"We had to be moved out of some places because of some things that were going on around us," Frazier said. "But our troops and our guide, the people from USO along with the National Football League, did a good job of protecting us and keeping us out of harm's way. There were moments where we were on the edge of some situations. But everything worked out just fine."
Nick Bjugstad, the Gophers hockey standout selected 19th overall by the Florida Panthers in the 2010 NHL draft, spent time at their development camp last week in Coral Springs, Fla. He said that if he decided to pass up his final two seasons with the Gophers and turn pro, it would be a tough decision.
"There are pro and cons on both sides," said Bjugstad, who would figure to make more than $900,000 as a rookie under an entry-level contract if he made the Panthers roster. "I should probably write them down on a sheet of paper and add everything up."
Said Florida GM Dale Tallon: "It's up to him. If he wants to turn pro and fight for a roster spot, we'll go forward. If he wants to go back to school we will let him do that. We never tell kids to play junior or leave school."
• Wade Arnott and Neil Sheehy, the agents for Parise and Suter, respectively, made a killing with each getting some 3 percent of the $98 million that each player will earn over the 13 years of their contracts with the Wild.
• John Williams, only 64 years old and a former great Gophers offensive lineman, died unexpectedly Sunday. His wife, Barbara Butts Williams, is a member of the five-person Metropolitan Sports Facilities Authority overseeing the new Vikings stadium.
• The Arizona Republic ran a story this week about former NBA All-Star Norm Nixon's relationship with Michael Beasley, who signed with the Suns for three years at $18 million after the Timberwolves declined to make him a qualifying offer. Beasley started working with Nixon last year at the request of Wolves President David Kahn. Said Nixon of Beasley's signing with the Suns: "Phoenix got a steal, trust me. If the Suns are rebuilding, here's a guy who can play 10 years and be one of the best players in the league. I don't give that compliment out easily."
• Since being released by the Twins and signing with the San Diego Padres in June, former Twins starter Jason Marquis has posted a 3.71 ERA in 43 2/3 innings pitched with 44 strikeouts. In 34 innings with the Twins this year Marquis struck out 12 and posted a 8.47 ERA.
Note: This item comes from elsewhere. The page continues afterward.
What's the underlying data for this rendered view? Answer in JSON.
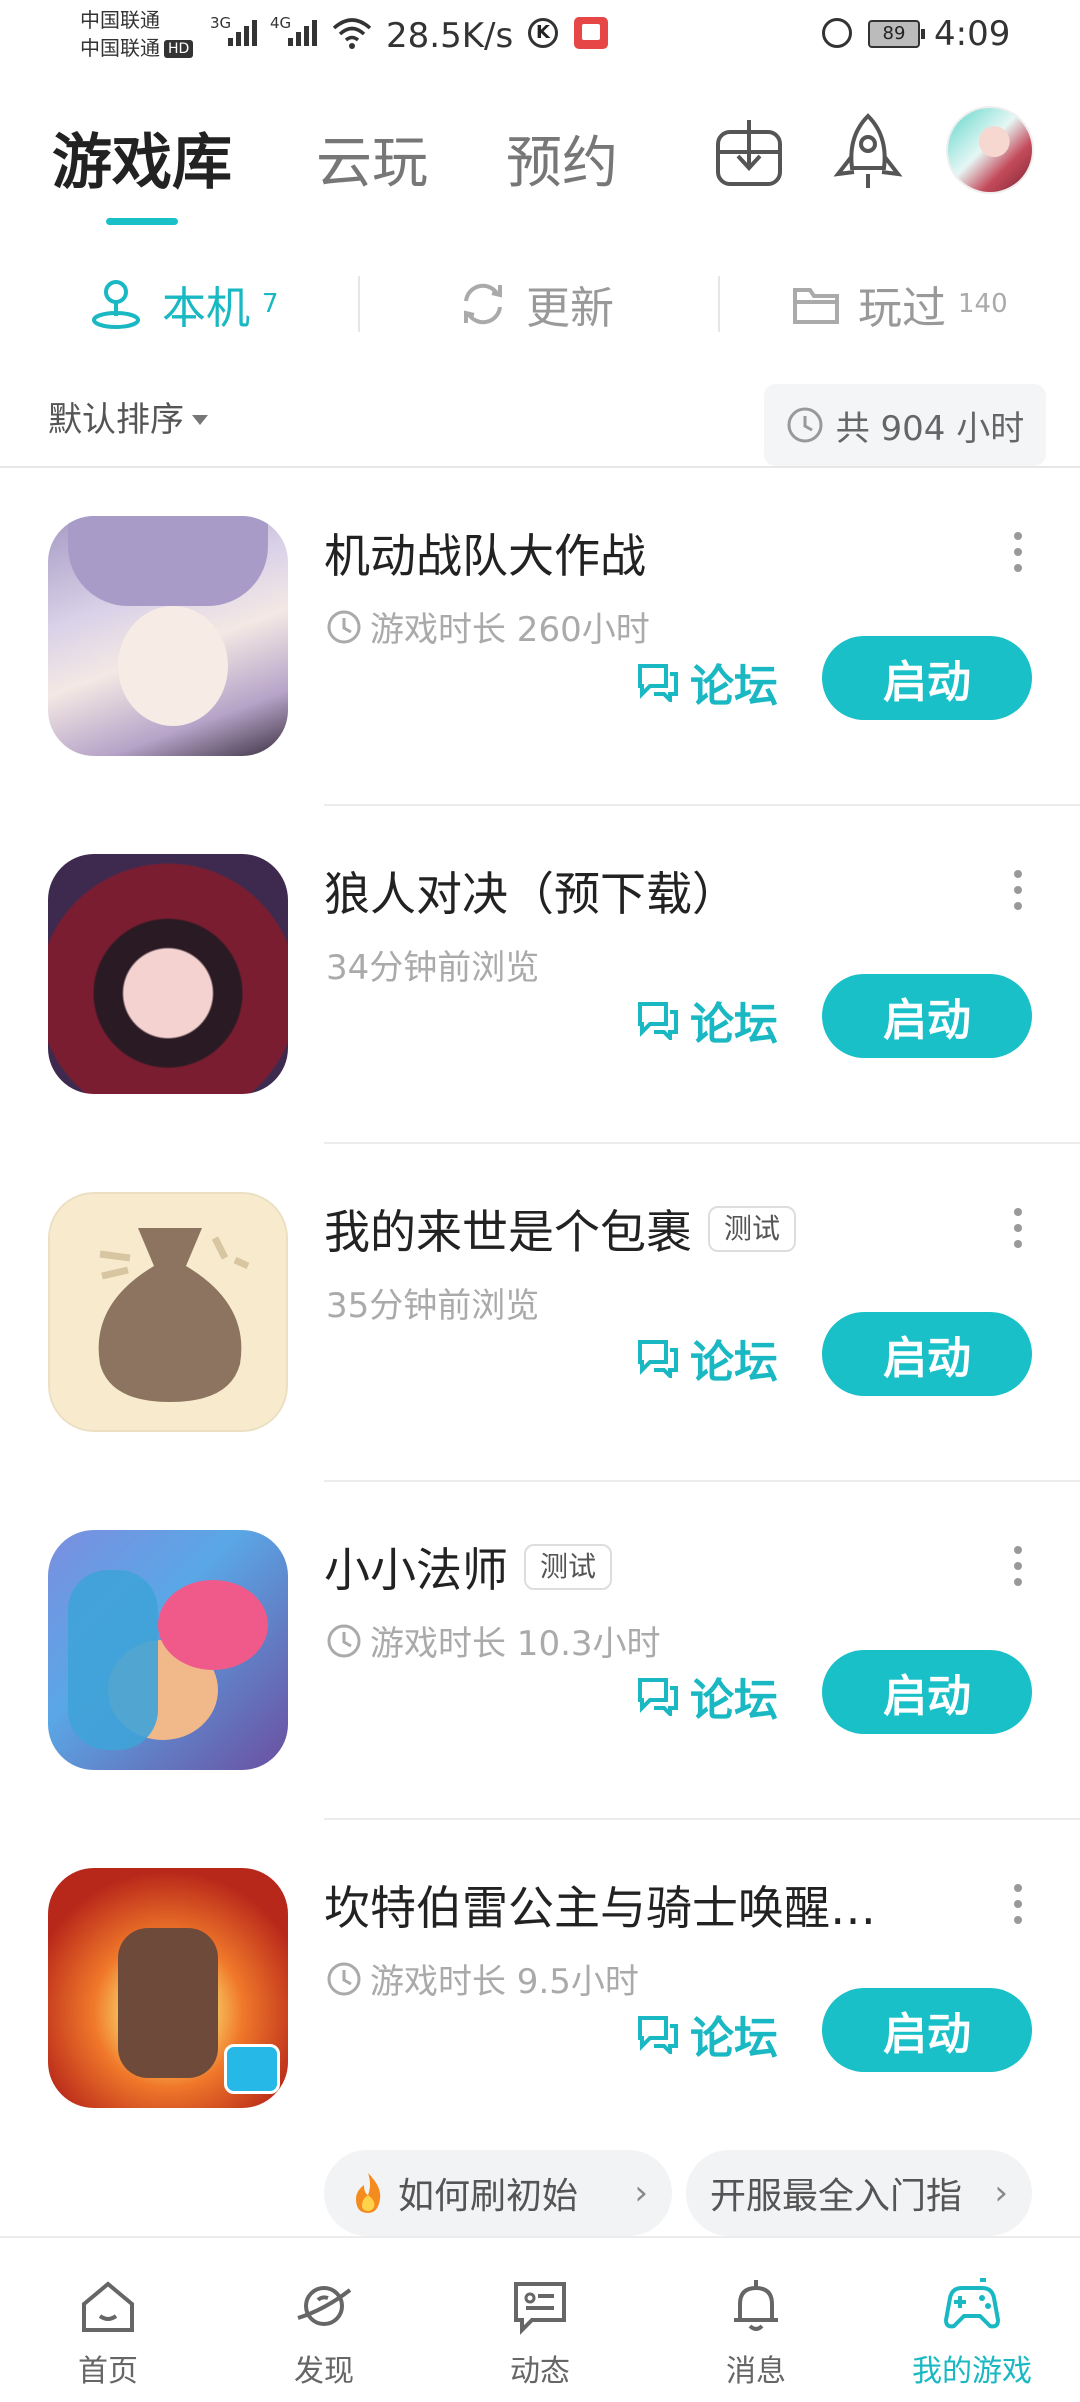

Sid Hartman can be heard weekdays on WCCO AM-830 at 6:40, 7:40 and 8:40 a.m. and on Sundays at 9:30 a.m. • firstname.lastname@example.org